The Boats of Stoddard Photographs, Presentation by Reuben Smith 
We looked at classic photographs of Seneca Ray Stoddard and other 19th and early 20th century photographers, and the classic wooden boats within those photos, homing in on particular boats and discuss their history on Lake George. Slide show presentation and boat exhibits. Encore presentation is possible - stay tuned for details.


Re-making History: The Sound Inter Club Restorations and Reintroduction to Lake George

The fast and powerful 1926 Sound Inter Club sailboats were raced and sailed first on Long Island Sound, but as many as 10 of them were brought to Lake George in the late 1930s and 40s, where they were enjoyed for decades by members of the Lake George Club and later Canoe Island Lodge.
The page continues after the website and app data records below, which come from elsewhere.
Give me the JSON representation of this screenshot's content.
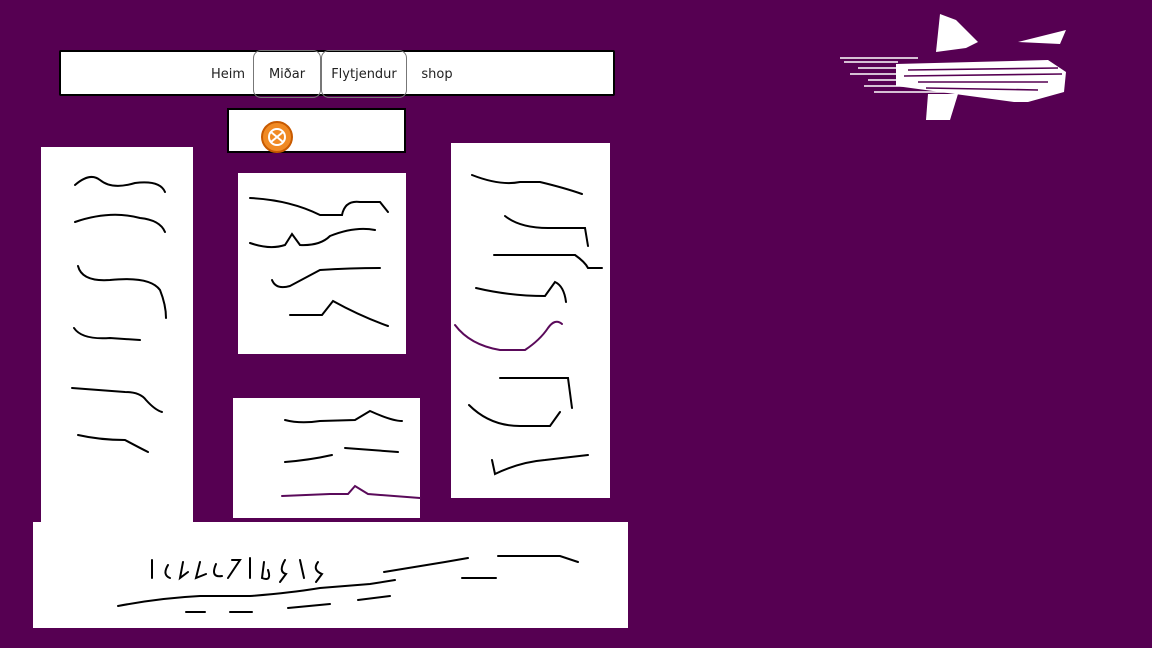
{
  "colors": {
    "background": "#560052",
    "panel": "#ffffff",
    "ink": "#000000",
    "accent_line": "#5a0a5a",
    "logo": "#f08a24"
  },
  "nav": {
    "items": [
      {
        "label": "Heim"
      },
      {
        "label": "Miðar"
      },
      {
        "label": "Flytjendur"
      },
      {
        "label": "shop"
      }
    ]
  },
  "logo": {
    "icon": "orange-badge-icon"
  },
  "footer": {
    "icon": "handwritten-text"
  },
  "decor": {
    "icon": "white-airplane-icon"
  }
}
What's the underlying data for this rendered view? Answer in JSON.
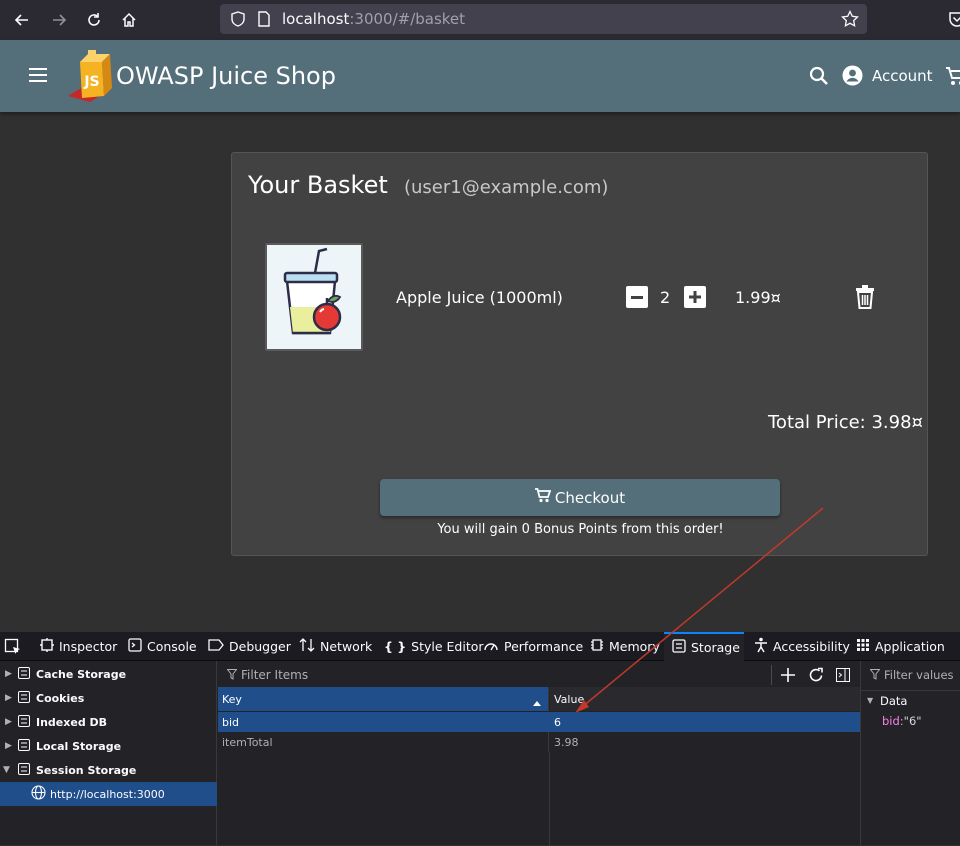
{
  "browser": {
    "url_host": "localhost",
    "url_rest": ":3000/#/basket"
  },
  "app": {
    "title": "OWASP Juice Shop",
    "account_label": "Account",
    "logo_text": "JS"
  },
  "basket": {
    "title": "Your Basket",
    "user_email": "(user1@example.com)",
    "items": [
      {
        "name": "Apple Juice (1000ml)",
        "quantity": "2",
        "price": "1.99¤"
      }
    ],
    "total_price": "Total Price: 3.98¤",
    "checkout_label": "Checkout",
    "bonus_text": "You will gain 0 Bonus Points from this order!"
  },
  "devtools": {
    "tabs": [
      "Inspector",
      "Console",
      "Debugger",
      "Network",
      "Style Editor",
      "Performance",
      "Memory",
      "Storage",
      "Accessibility",
      "Application"
    ],
    "selected_tab": "Storage",
    "tree": [
      "Cache Storage",
      "Cookies",
      "Indexed DB",
      "Local Storage",
      "Session Storage"
    ],
    "tree_child": "http://localhost:3000",
    "filter_placeholder": "Filter Items",
    "filter_values_placeholder": "Filter values",
    "columns": {
      "key": "Key",
      "value": "Value"
    },
    "rows": [
      {
        "key": "bid",
        "value": "6"
      },
      {
        "key": "itemTotal",
        "value": "3.98"
      }
    ],
    "data_header": "Data",
    "data_key": "bid",
    "data_sep": ":",
    "data_value": "\"6\""
  },
  "colors": {
    "toolbar": "#546e7a",
    "card": "#424242",
    "background": "#303030",
    "selection": "#204e8a",
    "annotation_arrow": "#c0392b"
  }
}
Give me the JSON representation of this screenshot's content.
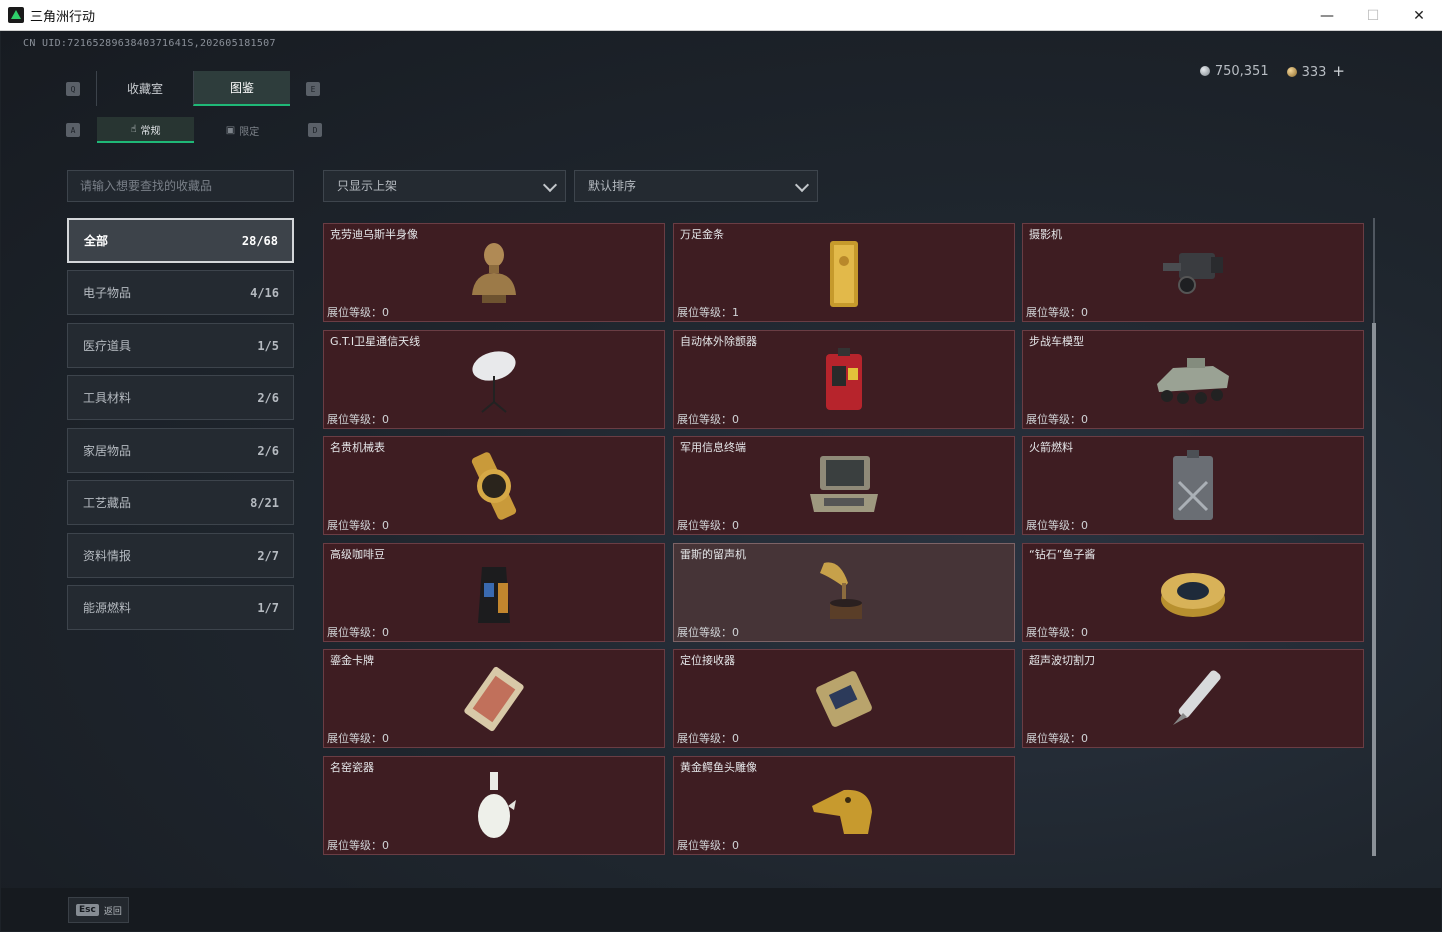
{
  "window": {
    "title": "三角洲行动",
    "minimize": "—",
    "maximize": "☐",
    "close": "✕"
  },
  "uid": "CN UID:7216528963840371641S,202605181507",
  "currency": {
    "silver": "750,351",
    "gold": "333",
    "plus": "+"
  },
  "keys": {
    "tab_left": "Q",
    "tab_right": "E",
    "sub_left": "A",
    "sub_right": "D"
  },
  "tabs": [
    {
      "label": "收藏室"
    },
    {
      "label": "图鉴"
    }
  ],
  "subtabs": [
    {
      "label": "常规"
    },
    {
      "label": "限定"
    }
  ],
  "search": {
    "placeholder": "请输入想要查找的收藏品"
  },
  "filters": {
    "display": "只显示上架",
    "sort": "默认排序"
  },
  "categories": [
    {
      "label": "全部",
      "count": "28/68"
    },
    {
      "label": "电子物品",
      "count": "4/16"
    },
    {
      "label": "医疗道具",
      "count": "1/5"
    },
    {
      "label": "工具材料",
      "count": "2/6"
    },
    {
      "label": "家居物品",
      "count": "2/6"
    },
    {
      "label": "工艺藏品",
      "count": "8/21"
    },
    {
      "label": "资料情报",
      "count": "2/7"
    },
    {
      "label": "能源燃料",
      "count": "1/7"
    }
  ],
  "items": [
    {
      "name": "克劳迪乌斯半身像",
      "level": "展位等级：0",
      "icon": "bust-icon"
    },
    {
      "name": "万足金条",
      "level": "展位等级：1",
      "icon": "gold-bar-icon"
    },
    {
      "name": "摄影机",
      "level": "展位等级：0",
      "icon": "camera-icon"
    },
    {
      "name": "G.T.I卫星通信天线",
      "level": "展位等级：0",
      "icon": "satellite-dish-icon"
    },
    {
      "name": "自动体外除颤器",
      "level": "展位等级：0",
      "icon": "defibrillator-icon"
    },
    {
      "name": "步战车模型",
      "level": "展位等级：0",
      "icon": "ifv-model-icon"
    },
    {
      "name": "名贵机械表",
      "level": "展位等级：0",
      "icon": "watch-icon"
    },
    {
      "name": "军用信息终端",
      "level": "展位等级：0",
      "icon": "terminal-icon"
    },
    {
      "name": "火箭燃料",
      "level": "展位等级：0",
      "icon": "fuel-can-icon"
    },
    {
      "name": "高级咖啡豆",
      "level": "展位等级：0",
      "icon": "coffee-bag-icon"
    },
    {
      "name": "雷斯的留声机",
      "level": "展位等级：0",
      "icon": "gramophone-icon"
    },
    {
      "name": "“钻石”鱼子酱",
      "level": "展位等级：0",
      "icon": "caviar-tin-icon"
    },
    {
      "name": "鎏金卡牌",
      "level": "展位等级：0",
      "icon": "gilded-card-icon"
    },
    {
      "name": "定位接收器",
      "level": "展位等级：0",
      "icon": "gps-receiver-icon"
    },
    {
      "name": "超声波切割刀",
      "level": "展位等级：0",
      "icon": "ultrasonic-cutter-icon"
    },
    {
      "name": "名窑瓷器",
      "level": "展位等级：0",
      "icon": "porcelain-vase-icon"
    },
    {
      "name": "黄金鳄鱼头雕像",
      "level": "展位等级：0",
      "icon": "croc-head-statue-icon"
    }
  ],
  "footer": {
    "esc_key": "Esc",
    "esc_label": "返回"
  }
}
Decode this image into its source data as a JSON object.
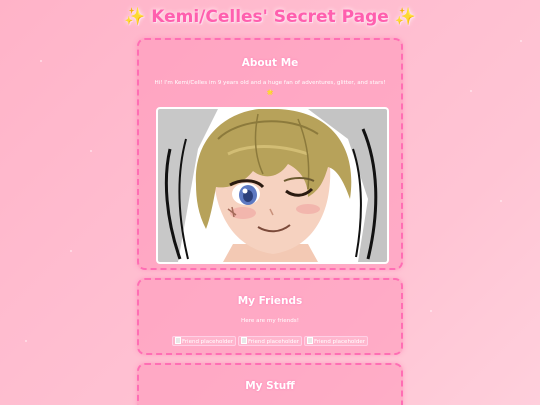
{
  "site": {
    "title": "✨ Kemi/Celles' Secret Page ✨"
  },
  "about": {
    "heading": "About Me",
    "text": "Hi! I'm Kemi/Celles im 9 years old and a huge fan of adventures, glitter, and stars! 🌟"
  },
  "friends": {
    "heading": "My Friends",
    "subtitle": "Here are my friends!",
    "items": [
      {
        "alt": "Friend placeholder"
      },
      {
        "alt": "Friend placeholder"
      },
      {
        "alt": "Friend placeholder"
      }
    ]
  },
  "stuff": {
    "heading": "My Stuff"
  },
  "colors": {
    "background": "#ffbdd0",
    "title": "#ff5fae",
    "panel_border": "#ff6eb4"
  }
}
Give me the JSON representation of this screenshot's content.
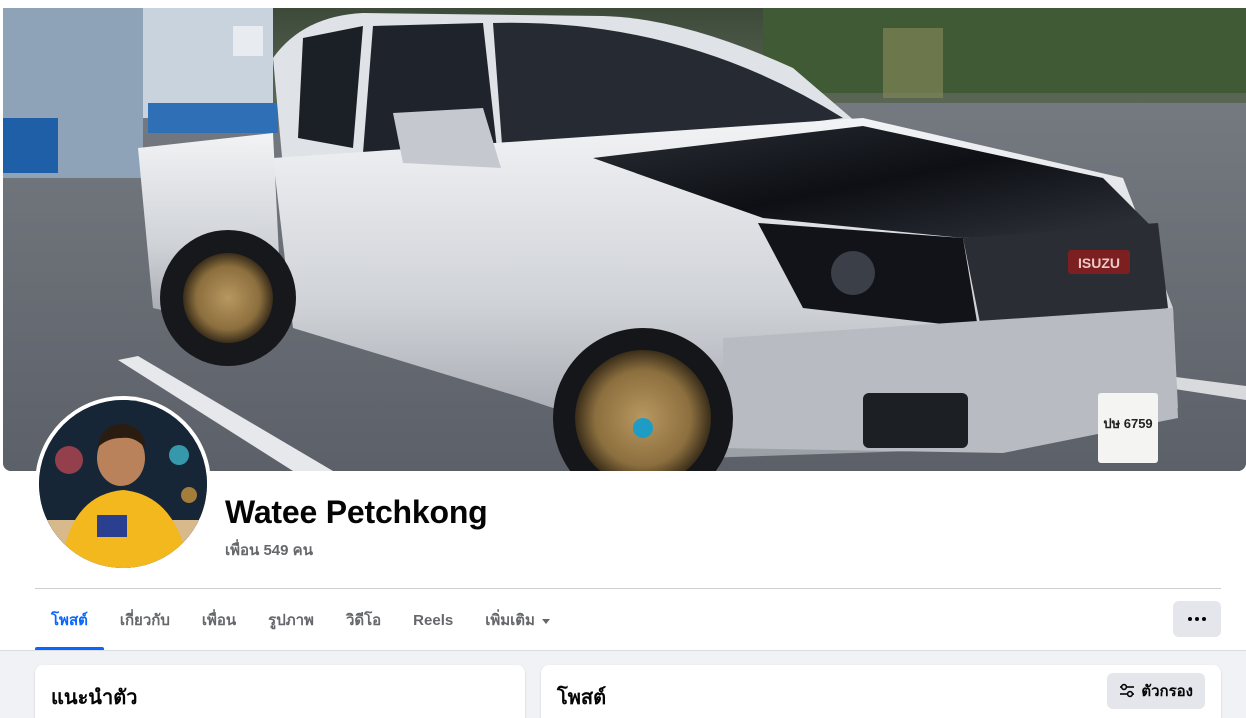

Of the 28 ever built, only five remain today.

Wooden boatbuilder Reuben Smith tells the story of the painstaking, careful restoration of two of these boats, as well as the historic reintroduction of the class to Lake George.
Past Events:

  • Hubbard Hall Curiosity Forum, Cambridge NY
  • Second Conference on Lake George and Lake Champlain, Fort Ticonderoga NY
  • Adirondack Folk School, Lake Luzerne NY
  • Darrin Fresh Water Institute, Bolton Landing NY
  • Friends of Historic Huletts Landing, Huletts Landing, NY
  • Saratoga Lake Sailing Club 


In the News

"Stella Blue," A Modern Take on a Gentleman's Racer

Writer Art Paine talks with designer Bob Stephens of Stephens Waring Yacht Design and boat builder Reuben Smith of Tumblehome Boatshop about their collaboration on "Stella Blue,"  a custom speedboat with element of a Gentleman's Racer but with features that make it practical for a family boating on a small Adirondack lake.

Read the article. 

Tumblehome and Sembrich receive AARCH award

Tumblehome Boatshop Receives Adirondack Preservation Award

The Sembrich, the opera museum and performance venue in Bolton Landing, and Reuben Smith’s Tumblehome Boatshop in Warrensburg, have been selected to receive Preservation Awards by Adirondack Architectural Heritage.

A Homecoming for El Lagarto

Pick up a copy of this week's Lake George Mirror and get all the news on El Lagarto and the Gold Cup Festival this September.

Photo of magazines by Louisa Watrous

CAPRICE and GHOST: the Unlikely Return of the Sound Interclub Class

The January/February issue of WoodenBoat Magazine (Number 242) includes a feature article by editor Matthey P. Murphy on the restoration and reintroduction of the Sound Inter Clubs, "Caprice" and "Ghost." On sale at newstands and online at the WoodenBoatStore

Reintroducing the Sound Inter Club

Certain designs endure. If they’re beautiful, if they’re well built, if they are easy to own and easy to use, and if they have a history that resonates, then they become classics. The Sound Inter Club is one such boat.

Tumblehome 24: Design Review

The November/December issue of WoodenBoat Magazine (Number 241) includes a design review by Brendan Riordan on the Tumblehome 24, the custom speedboat designed by Stephens Waring Yacht Design and under construction at Tumblehome Boatshop.  On sale online at the WoodenBoatStore

Tumblehome Builds a First: A Speedboat for the Entire Family

Reuben Smith opened his Tumblehome Boatshop in 2012, intending to build a business restoring antique wooden boats and, when able, constructing new boats based on historic designs. It was a successful gambit.

Hallie Bond at Tumblehome Boatshop

What Boating Meant to Women, What Women Meant to Boating

"The new woman needed a new kind of boat," That’s what historian Hallie Bond suggested last week at Reuben Smith’s Tumblehome Boatshop, where she presented, ‘“Canoes Seem Made for Girls:’ A Century of Women in Boats.”

Gadfly, Restored by Area Boatshop, Launched at Antique Boat Museum

The Gadfly is a 33-foot 1931 Hutchinson Island Commuter built specifically for folks living in the 1000 Islands area of the St. Lawrence River. 

Stoddard's Boats


For Reuben Smith, the owner of Tumblehome Boatshop in Warrensburg, Stoddard’s photographs are not merely of antiquarian or aesthetic interest.